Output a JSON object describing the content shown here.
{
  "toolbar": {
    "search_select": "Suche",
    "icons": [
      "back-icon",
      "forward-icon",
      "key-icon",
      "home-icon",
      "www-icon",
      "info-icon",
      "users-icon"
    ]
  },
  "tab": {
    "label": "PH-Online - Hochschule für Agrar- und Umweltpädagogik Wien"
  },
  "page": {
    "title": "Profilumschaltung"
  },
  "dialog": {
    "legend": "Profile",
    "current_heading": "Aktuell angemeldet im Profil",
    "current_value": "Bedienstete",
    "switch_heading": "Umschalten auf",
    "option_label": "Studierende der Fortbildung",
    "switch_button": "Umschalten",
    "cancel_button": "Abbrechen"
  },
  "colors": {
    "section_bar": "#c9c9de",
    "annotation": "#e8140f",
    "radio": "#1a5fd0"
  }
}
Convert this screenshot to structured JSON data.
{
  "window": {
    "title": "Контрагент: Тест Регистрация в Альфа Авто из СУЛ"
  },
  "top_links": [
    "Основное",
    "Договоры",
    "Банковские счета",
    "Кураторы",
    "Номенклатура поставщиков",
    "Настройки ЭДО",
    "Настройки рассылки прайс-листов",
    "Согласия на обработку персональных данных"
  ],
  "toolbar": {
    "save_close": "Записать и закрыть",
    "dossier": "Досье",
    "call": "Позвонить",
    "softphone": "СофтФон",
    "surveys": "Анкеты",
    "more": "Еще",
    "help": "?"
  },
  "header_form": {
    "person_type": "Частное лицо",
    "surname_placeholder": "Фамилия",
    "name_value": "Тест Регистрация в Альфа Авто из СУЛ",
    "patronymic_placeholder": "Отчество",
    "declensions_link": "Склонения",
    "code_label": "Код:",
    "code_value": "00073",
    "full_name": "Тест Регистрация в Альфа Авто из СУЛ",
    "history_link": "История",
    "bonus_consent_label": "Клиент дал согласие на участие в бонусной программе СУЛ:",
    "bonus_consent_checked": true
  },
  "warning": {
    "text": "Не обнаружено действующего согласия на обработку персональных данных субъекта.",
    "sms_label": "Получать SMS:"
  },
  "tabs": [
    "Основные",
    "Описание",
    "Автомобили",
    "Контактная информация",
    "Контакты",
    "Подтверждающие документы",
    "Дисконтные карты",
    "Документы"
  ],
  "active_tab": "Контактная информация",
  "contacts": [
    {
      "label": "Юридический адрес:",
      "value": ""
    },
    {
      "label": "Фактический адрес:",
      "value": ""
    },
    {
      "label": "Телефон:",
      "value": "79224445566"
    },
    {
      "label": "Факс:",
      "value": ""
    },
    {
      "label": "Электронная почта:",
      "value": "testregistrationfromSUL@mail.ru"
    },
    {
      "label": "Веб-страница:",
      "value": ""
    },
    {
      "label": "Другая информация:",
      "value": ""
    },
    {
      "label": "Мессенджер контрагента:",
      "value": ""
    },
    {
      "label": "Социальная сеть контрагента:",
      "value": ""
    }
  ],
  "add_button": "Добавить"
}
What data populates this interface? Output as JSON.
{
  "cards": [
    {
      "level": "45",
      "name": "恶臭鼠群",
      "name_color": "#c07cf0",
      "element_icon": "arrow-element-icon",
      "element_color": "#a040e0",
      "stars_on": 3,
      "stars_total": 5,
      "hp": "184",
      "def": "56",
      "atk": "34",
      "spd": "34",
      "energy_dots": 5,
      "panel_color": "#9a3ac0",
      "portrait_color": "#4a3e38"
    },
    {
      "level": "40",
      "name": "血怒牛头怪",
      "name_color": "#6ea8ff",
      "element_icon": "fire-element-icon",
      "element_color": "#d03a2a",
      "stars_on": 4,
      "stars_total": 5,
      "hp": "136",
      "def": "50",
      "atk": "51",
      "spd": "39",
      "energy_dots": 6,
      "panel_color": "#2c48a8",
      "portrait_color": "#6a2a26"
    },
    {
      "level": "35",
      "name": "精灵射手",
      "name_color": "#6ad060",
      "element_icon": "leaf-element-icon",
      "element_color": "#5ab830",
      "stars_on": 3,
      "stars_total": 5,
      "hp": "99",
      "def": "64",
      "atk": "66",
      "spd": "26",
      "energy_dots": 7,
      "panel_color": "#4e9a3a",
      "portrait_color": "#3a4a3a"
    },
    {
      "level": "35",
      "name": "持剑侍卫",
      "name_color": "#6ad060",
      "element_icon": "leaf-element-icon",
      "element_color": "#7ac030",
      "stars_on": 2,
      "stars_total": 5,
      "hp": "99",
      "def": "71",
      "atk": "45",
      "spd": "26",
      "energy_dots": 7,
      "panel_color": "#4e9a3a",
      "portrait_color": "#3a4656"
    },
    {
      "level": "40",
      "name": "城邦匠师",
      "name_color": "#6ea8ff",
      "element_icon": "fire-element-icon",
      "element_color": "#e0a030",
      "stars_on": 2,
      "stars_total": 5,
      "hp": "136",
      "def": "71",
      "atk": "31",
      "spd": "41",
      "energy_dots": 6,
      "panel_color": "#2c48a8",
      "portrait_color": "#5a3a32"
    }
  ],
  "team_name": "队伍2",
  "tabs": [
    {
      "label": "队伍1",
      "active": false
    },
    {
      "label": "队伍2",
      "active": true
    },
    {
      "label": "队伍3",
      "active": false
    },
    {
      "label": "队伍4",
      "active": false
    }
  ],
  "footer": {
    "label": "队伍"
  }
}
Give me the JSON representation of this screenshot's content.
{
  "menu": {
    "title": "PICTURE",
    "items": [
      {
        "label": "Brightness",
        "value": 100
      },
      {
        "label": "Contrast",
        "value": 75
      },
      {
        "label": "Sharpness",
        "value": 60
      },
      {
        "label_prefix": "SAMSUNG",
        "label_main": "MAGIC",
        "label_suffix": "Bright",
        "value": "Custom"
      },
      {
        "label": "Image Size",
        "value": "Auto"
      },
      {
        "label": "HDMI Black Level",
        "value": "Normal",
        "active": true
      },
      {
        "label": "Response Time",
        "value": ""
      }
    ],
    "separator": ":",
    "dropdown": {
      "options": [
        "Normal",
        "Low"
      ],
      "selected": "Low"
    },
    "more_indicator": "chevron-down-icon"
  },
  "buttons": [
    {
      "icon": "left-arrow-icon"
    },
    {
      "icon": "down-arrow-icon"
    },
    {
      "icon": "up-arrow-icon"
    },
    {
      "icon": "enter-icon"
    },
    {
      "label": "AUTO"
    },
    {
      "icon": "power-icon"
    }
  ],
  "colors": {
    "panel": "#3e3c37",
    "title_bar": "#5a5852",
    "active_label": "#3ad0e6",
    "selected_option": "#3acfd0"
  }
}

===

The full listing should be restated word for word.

» **Worked solution**:
Output a JSON object describing the content shown here.
{
  "toolbar": {
    "search_select": "Suche",
    "icons": [
      "back-icon",
      "forward-icon",
      "key-icon",
      "home-icon",
      "www-icon",
      "info-icon",
      "users-icon"
    ]
  },
  "tab": {
    "label": "PH-Online - Hochschule für Agrar- und Umweltpädagogik Wien"
  },
  "page": {
    "title": "Profilumschaltung"
  },
  "dialog": {
    "legend": "Profile",
    "current_heading": "Aktuell angemeldet im Profil",
    "current_value": "Bedienstete",
    "switch_heading": "Umschalten auf",
    "option_label": "Studierende der Fortbildung",
    "switch_button": "Umschalten",
    "cancel_button": "Abbrechen"
  },
  "colors": {
    "section_bar": "#c9c9de",
    "annotation": "#e8140f",
    "radio": "#1a5fd0"
  }
}
Convert this screenshot to structured JSON data.
{
  "window": {
    "title": "Контрагент: Тест Регистрация в Альфа Авто из СУЛ"
  },
  "top_links": [
    "Основное",
    "Договоры",
    "Банковские счета",
    "Кураторы",
    "Номенклатура поставщиков",
    "Настройки ЭДО",
    "Настройки рассылки прайс-листов",
    "Согласия на обработку персональных данных"
  ],
  "toolbar": {
    "save_close": "Записать и закрыть",
    "dossier": "Досье",
    "call": "Позвонить",
    "softphone": "СофтФон",
    "surveys": "Анкеты",
    "more": "Еще",
    "help": "?"
  },
  "header_form": {
    "person_type": "Частное лицо",
    "surname_placeholder": "Фамилия",
    "name_value": "Тест Регистрация в Альфа Авто из СУЛ",
    "patronymic_placeholder": "Отчество",
    "declensions_link": "Склонения",
    "code_label": "Код:",
    "code_value": "00073",
    "full_name": "Тест Регистрация в Альфа Авто из СУЛ",
    "history_link": "История",
    "bonus_consent_label": "Клиент дал согласие на участие в бонусной программе СУЛ:",
    "bonus_consent_checked": true
  },
  "warning": {
    "text": "Не обнаружено действующего согласия на обработку персональных данных субъекта.",
    "sms_label": "Получать SMS:"
  },
  "tabs": [
    "Основные",
    "Описание",
    "Автомобили",
    "Контактная информация",
    "Контакты",
    "Подтверждающие документы",
    "Дисконтные карты",
    "Документы"
  ],
  "active_tab": "Контактная информация",
  "contacts": [
    {
      "label": "Юридический адрес:",
      "value": ""
    },
    {
      "label": "Фактический адрес:",
      "value": ""
    },
    {
      "label": "Телефон:",
      "value": "79224445566"
    },
    {
      "label": "Факс:",
      "value": ""
    },
    {
      "label": "Электронная почта:",
      "value": "testregistrationfromSUL@mail.ru"
    },
    {
      "label": "Веб-страница:",
      "value": ""
    },
    {
      "label": "Другая информация:",
      "value": ""
    },
    {
      "label": "Мессенджер контрагента:",
      "value": ""
    },
    {
      "label": "Социальная сеть контрагента:",
      "value": ""
    }
  ],
  "add_button": "Добавить"
}
What data populates this interface? Output as JSON.
{
  "cards": [
    {
      "level": "45",
      "name": "恶臭鼠群",
      "name_color": "#c07cf0",
      "element_icon": "arrow-element-icon",
      "element_color": "#a040e0",
      "stars_on": 3,
      "stars_total": 5,
      "hp": "184",
      "def": "56",
      "atk": "34",
      "spd": "34",
      "energy_dots": 5,
      "panel_color": "#9a3ac0",
      "portrait_color": "#4a3e38"
    },
    {
      "level": "40",
      "name": "血怒牛头怪",
      "name_color": "#6ea8ff",
      "element_icon": "fire-element-icon",
      "element_color": "#d03a2a",
      "stars_on": 4,
      "stars_total": 5,
      "hp": "136",
      "def": "50",
      "atk": "51",
      "spd": "39",
      "energy_dots": 6,
      "panel_color": "#2c48a8",
      "portrait_color": "#6a2a26"
    },
    {
      "level": "35",
      "name": "精灵射手",
      "name_color": "#6ad060",
      "element_icon": "leaf-element-icon",
      "element_color": "#5ab830",
      "stars_on": 3,
      "stars_total": 5,
      "hp": "99",
      "def": "64",
      "atk": "66",
      "spd": "26",
      "energy_dots": 7,
      "panel_color": "#4e9a3a",
      "portrait_color": "#3a4a3a"
    },
    {
      "level": "35",
      "name": "持剑侍卫",
      "name_color": "#6ad060",
      "element_icon": "leaf-element-icon",
      "element_color": "#7ac030",
      "stars_on": 2,
      "stars_total": 5,
      "hp": "99",
      "def": "71",
      "atk": "45",
      "spd": "26",
      "energy_dots": 7,
      "panel_color": "#4e9a3a",
      "portrait_color": "#3a4656"
    },
    {
      "level": "40",
      "name": "城邦匠师",
      "name_color": "#6ea8ff",
      "element_icon": "fire-element-icon",
      "element_color": "#e0a030",
      "stars_on": 2,
      "stars_total": 5,
      "hp": "136",
      "def": "71",
      "atk": "31",
      "spd": "41",
      "energy_dots": 6,
      "panel_color": "#2c48a8",
      "portrait_color": "#5a3a32"
    }
  ],
  "team_name": "队伍2",
  "tabs": [
    {
      "label": "队伍1",
      "active": false
    },
    {
      "label": "队伍2",
      "active": true
    },
    {
      "label": "队伍3",
      "active": false
    },
    {
      "label": "队伍4",
      "active": false
    }
  ],
  "footer": {
    "label": "队伍"
  }
}
Give me the JSON representation of this screenshot's content.
{
  "menu": {
    "title": "PICTURE",
    "items": [
      {
        "label": "Brightness",
        "value": 100
      },
      {
        "label": "Contrast",
        "value": 75
      },
      {
        "label": "Sharpness",
        "value": 60
      },
      {
        "label_prefix": "SAMSUNG",
        "label_main": "MAGIC",
        "label_suffix": "Bright",
        "value": "Custom"
      },
      {
        "label": "Image Size",
        "value": "Auto"
      },
      {
        "label": "HDMI Black Level",
        "value": "Normal",
        "active": true
      },
      {
        "label": "Response Time",
        "value": ""
      }
    ],
    "separator": ":",
    "dropdown": {
      "options": [
        "Normal",
        "Low"
      ],
      "selected": "Low"
    },
    "more_indicator": "chevron-down-icon"
  },
  "buttons": [
    {
      "icon": "left-arrow-icon"
    },
    {
      "icon": "down-arrow-icon"
    },
    {
      "icon": "up-arrow-icon"
    },
    {
      "icon": "enter-icon"
    },
    {
      "label": "AUTO"
    },
    {
      "icon": "power-icon"
    }
  ],
  "colors": {
    "panel": "#3e3c37",
    "title_bar": "#5a5852",
    "active_label": "#3ad0e6",
    "selected_option": "#3acfd0"
  }
}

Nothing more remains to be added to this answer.